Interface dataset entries
-------------------------
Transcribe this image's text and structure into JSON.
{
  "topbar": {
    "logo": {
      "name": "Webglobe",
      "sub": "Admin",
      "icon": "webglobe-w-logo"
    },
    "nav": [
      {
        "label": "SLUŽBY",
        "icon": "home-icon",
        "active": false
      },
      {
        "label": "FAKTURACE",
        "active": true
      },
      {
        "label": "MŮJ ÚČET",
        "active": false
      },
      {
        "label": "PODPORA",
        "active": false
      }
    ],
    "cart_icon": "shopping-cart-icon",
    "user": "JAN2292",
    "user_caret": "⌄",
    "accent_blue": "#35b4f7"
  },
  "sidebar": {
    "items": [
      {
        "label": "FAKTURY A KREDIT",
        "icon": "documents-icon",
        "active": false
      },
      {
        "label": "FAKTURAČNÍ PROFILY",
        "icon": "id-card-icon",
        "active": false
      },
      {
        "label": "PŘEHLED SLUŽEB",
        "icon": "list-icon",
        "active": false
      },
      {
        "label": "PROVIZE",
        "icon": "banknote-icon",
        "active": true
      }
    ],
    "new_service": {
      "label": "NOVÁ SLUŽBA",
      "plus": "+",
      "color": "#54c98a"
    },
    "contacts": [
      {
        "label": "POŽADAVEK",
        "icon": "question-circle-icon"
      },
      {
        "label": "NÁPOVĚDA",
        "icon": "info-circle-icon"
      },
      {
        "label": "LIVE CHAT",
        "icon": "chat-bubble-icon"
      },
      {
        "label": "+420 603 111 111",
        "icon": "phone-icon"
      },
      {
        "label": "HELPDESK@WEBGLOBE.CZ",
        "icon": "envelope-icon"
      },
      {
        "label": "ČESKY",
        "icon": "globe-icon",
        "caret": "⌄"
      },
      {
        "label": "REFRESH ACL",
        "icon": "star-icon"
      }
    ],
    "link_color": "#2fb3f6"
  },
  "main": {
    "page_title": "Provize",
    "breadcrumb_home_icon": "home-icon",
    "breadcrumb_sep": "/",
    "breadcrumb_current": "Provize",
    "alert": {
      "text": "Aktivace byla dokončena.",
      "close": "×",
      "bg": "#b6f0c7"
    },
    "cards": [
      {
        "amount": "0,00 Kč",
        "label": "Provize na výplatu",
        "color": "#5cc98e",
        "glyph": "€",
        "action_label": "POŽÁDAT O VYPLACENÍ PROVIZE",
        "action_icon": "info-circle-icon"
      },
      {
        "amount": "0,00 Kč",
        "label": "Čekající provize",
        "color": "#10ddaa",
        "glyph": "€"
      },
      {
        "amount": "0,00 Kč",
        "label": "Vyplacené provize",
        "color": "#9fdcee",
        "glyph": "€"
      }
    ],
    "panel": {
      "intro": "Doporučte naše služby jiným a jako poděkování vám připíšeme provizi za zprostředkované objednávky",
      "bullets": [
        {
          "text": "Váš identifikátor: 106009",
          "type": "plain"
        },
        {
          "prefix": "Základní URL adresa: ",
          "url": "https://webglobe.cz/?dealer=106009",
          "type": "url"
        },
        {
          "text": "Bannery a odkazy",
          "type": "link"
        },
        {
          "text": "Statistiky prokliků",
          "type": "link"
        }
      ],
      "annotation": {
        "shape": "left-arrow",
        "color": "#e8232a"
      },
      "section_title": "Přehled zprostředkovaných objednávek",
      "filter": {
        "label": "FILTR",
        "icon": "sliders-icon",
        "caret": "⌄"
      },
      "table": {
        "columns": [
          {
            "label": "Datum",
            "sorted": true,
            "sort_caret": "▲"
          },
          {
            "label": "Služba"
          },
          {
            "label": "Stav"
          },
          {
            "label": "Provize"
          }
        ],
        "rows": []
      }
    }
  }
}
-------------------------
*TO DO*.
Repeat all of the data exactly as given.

*RESPONSE AREA*.
Transcribe this image's text and structure into JSON.
{
  "topbar": {
    "logo": {
      "name": "Webglobe",
      "sub": "Admin",
      "icon": "webglobe-w-logo"
    },
    "nav": [
      {
        "label": "SLUŽBY",
        "icon": "home-icon",
        "active": false
      },
      {
        "label": "FAKTURACE",
        "active": true
      },
      {
        "label": "MŮJ ÚČET",
        "active": false
      },
      {
        "label": "PODPORA",
        "active": false
      }
    ],
    "cart_icon": "shopping-cart-icon",
    "user": "JAN2292",
    "user_caret": "⌄",
    "accent_blue": "#35b4f7"
  },
  "sidebar": {
    "items": [
      {
        "label": "FAKTURY A KREDIT",
        "icon": "documents-icon",
        "active": false
      },
      {
        "label": "FAKTURAČNÍ PROFILY",
        "icon": "id-card-icon",
        "active": false
      },
      {
        "label": "PŘEHLED SLUŽEB",
        "icon": "list-icon",
        "active": false
      },
      {
        "label": "PROVIZE",
        "icon": "banknote-icon",
        "active": true
      }
    ],
    "new_service": {
      "label": "NOVÁ SLUŽBA",
      "plus": "+",
      "color": "#54c98a"
    },
    "contacts": [
      {
        "label": "POŽADAVEK",
        "icon": "question-circle-icon"
      },
      {
        "label": "NÁPOVĚDA",
        "icon": "info-circle-icon"
      },
      {
        "label": "LIVE CHAT",
        "icon": "chat-bubble-icon"
      },
      {
        "label": "+420 603 111 111",
        "icon": "phone-icon"
      },
      {
        "label": "HELPDESK@WEBGLOBE.CZ",
        "icon": "envelope-icon"
      },
      {
        "label": "ČESKY",
        "icon": "globe-icon",
        "caret": "⌄"
      },
      {
        "label": "REFRESH ACL",
        "icon": "star-icon"
      }
    ],
    "link_color": "#2fb3f6"
  },
  "main": {
    "page_title": "Provize",
    "breadcrumb_home_icon": "home-icon",
    "breadcrumb_sep": "/",
    "breadcrumb_current": "Provize",
    "alert": {
      "text": "Aktivace byla dokončena.",
      "close": "×",
      "bg": "#b6f0c7"
    },
    "cards": [
      {
        "amount": "0,00 Kč",
        "label": "Provize na výplatu",
        "color": "#5cc98e",
        "glyph": "€",
        "action_label": "POŽÁDAT O VYPLACENÍ PROVIZE",
        "action_icon": "info-circle-icon"
      },
      {
        "amount": "0,00 Kč",
        "label": "Čekající provize",
        "color": "#10ddaa",
        "glyph": "€"
      },
      {
        "amount": "0,00 Kč",
        "label": "Vyplacené provize",
        "color": "#9fdcee",
        "glyph": "€"
      }
    ],
    "panel": {
      "intro": "Doporučte naše služby jiným a jako poděkování vám připíšeme provizi za zprostředkované objednávky",
      "bullets": [
        {
          "text": "Váš identifikátor: 106009",
          "type": "plain"
        },
        {
          "prefix": "Základní URL adresa: ",
          "url": "https://webglobe.cz/?dealer=106009",
          "type": "url"
        },
        {
          "text": "Bannery a odkazy",
          "type": "link"
        },
        {
          "text": "Statistiky prokliků",
          "type": "link"
        }
      ],
      "annotation": {
        "shape": "left-arrow",
        "color": "#e8232a"
      },
      "section_title": "Přehled zprostředkovaných objednávek",
      "filter": {
        "label": "FILTR",
        "icon": "sliders-icon",
        "caret": "⌄"
      },
      "table": {
        "columns": [
          {
            "label": "Datum",
            "sorted": true,
            "sort_caret": "▲"
          },
          {
            "label": "Služba"
          },
          {
            "label": "Stav"
          },
          {
            "label": "Provize"
          }
        ],
        "rows": []
      }
    }
  }
}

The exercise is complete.